▶ Stored items

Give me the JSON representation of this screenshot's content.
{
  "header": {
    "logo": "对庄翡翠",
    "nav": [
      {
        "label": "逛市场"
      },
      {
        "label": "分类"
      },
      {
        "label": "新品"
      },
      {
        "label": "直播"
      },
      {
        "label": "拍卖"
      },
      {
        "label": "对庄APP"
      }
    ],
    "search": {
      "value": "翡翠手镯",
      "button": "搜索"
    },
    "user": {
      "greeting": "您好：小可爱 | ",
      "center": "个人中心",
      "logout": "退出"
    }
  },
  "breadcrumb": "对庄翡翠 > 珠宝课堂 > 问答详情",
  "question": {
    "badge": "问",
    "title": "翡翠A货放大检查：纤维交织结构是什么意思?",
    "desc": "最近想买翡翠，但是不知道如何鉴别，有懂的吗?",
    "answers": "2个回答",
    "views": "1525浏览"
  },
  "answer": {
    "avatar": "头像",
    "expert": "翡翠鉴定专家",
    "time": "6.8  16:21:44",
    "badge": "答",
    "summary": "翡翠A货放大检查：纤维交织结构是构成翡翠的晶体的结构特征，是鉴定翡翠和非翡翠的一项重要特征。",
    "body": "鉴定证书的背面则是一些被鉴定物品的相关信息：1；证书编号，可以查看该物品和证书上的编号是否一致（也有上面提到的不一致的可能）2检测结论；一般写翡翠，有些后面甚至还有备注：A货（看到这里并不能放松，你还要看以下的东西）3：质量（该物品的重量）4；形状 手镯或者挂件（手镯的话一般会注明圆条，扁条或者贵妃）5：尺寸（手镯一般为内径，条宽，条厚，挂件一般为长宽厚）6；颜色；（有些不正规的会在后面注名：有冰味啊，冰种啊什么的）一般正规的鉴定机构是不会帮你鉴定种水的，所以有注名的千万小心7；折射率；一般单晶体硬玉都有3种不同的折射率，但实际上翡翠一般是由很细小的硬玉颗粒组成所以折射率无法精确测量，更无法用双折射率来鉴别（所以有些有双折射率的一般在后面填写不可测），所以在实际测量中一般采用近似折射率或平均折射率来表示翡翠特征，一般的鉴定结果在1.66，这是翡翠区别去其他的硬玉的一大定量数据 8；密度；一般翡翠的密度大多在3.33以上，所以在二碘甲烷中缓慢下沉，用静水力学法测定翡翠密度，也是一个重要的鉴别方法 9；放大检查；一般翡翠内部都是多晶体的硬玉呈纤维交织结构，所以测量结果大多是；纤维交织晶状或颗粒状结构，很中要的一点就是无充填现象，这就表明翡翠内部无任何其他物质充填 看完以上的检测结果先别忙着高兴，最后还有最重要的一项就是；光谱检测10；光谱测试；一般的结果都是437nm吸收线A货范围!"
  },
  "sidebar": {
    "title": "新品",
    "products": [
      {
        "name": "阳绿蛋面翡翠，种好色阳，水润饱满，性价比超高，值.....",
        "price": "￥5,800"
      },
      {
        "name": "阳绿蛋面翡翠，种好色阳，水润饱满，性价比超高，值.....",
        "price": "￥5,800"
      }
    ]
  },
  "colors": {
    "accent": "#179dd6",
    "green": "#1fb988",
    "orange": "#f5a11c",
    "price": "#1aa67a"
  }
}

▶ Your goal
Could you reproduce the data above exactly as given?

▶ Answer section
Give me the JSON representation of this screenshot's content.
{
  "header": {
    "logo": "对庄翡翠",
    "nav": [
      {
        "label": "逛市场"
      },
      {
        "label": "分类"
      },
      {
        "label": "新品"
      },
      {
        "label": "直播"
      },
      {
        "label": "拍卖"
      },
      {
        "label": "对庄APP"
      }
    ],
    "search": {
      "value": "翡翠手镯",
      "button": "搜索"
    },
    "user": {
      "greeting": "您好：小可爱 | ",
      "center": "个人中心",
      "logout": "退出"
    }
  },
  "breadcrumb": "对庄翡翠 > 珠宝课堂 > 问答详情",
  "question": {
    "badge": "问",
    "title": "翡翠A货放大检查：纤维交织结构是什么意思?",
    "desc": "最近想买翡翠，但是不知道如何鉴别，有懂的吗?",
    "answers": "2个回答",
    "views": "1525浏览"
  },
  "answer": {
    "avatar": "头像",
    "expert": "翡翠鉴定专家",
    "time": "6.8  16:21:44",
    "badge": "答",
    "summary": "翡翠A货放大检查：纤维交织结构是构成翡翠的晶体的结构特征，是鉴定翡翠和非翡翠的一项重要特征。",
    "body": "鉴定证书的背面则是一些被鉴定物品的相关信息：1；证书编号，可以查看该物品和证书上的编号是否一致（也有上面提到的不一致的可能）2检测结论；一般写翡翠，有些后面甚至还有备注：A货（看到这里并不能放松，你还要看以下的东西）3：质量（该物品的重量）4；形状 手镯或者挂件（手镯的话一般会注明圆条，扁条或者贵妃）5：尺寸（手镯一般为内径，条宽，条厚，挂件一般为长宽厚）6；颜色；（有些不正规的会在后面注名：有冰味啊，冰种啊什么的）一般正规的鉴定机构是不会帮你鉴定种水的，所以有注名的千万小心7；折射率；一般单晶体硬玉都有3种不同的折射率，但实际上翡翠一般是由很细小的硬玉颗粒组成所以折射率无法精确测量，更无法用双折射率来鉴别（所以有些有双折射率的一般在后面填写不可测），所以在实际测量中一般采用近似折射率或平均折射率来表示翡翠特征，一般的鉴定结果在1.66，这是翡翠区别去其他的硬玉的一大定量数据 8；密度；一般翡翠的密度大多在3.33以上，所以在二碘甲烷中缓慢下沉，用静水力学法测定翡翠密度，也是一个重要的鉴别方法 9；放大检查；一般翡翠内部都是多晶体的硬玉呈纤维交织结构，所以测量结果大多是；纤维交织晶状或颗粒状结构，很中要的一点就是无充填现象，这就表明翡翠内部无任何其他物质充填 看完以上的检测结果先别忙着高兴，最后还有最重要的一项就是；光谱检测10；光谱测试；一般的结果都是437nm吸收线A货范围!"
  },
  "sidebar": {
    "title": "新品",
    "products": [
      {
        "name": "阳绿蛋面翡翠，种好色阳，水润饱满，性价比超高，值.....",
        "price": "￥5,800"
      },
      {
        "name": "阳绿蛋面翡翠，种好色阳，水润饱满，性价比超高，值.....",
        "price": "￥5,800"
      }
    ]
  },
  "colors": {
    "accent": "#179dd6",
    "green": "#1fb988",
    "orange": "#f5a11c",
    "price": "#1aa67a"
  }
}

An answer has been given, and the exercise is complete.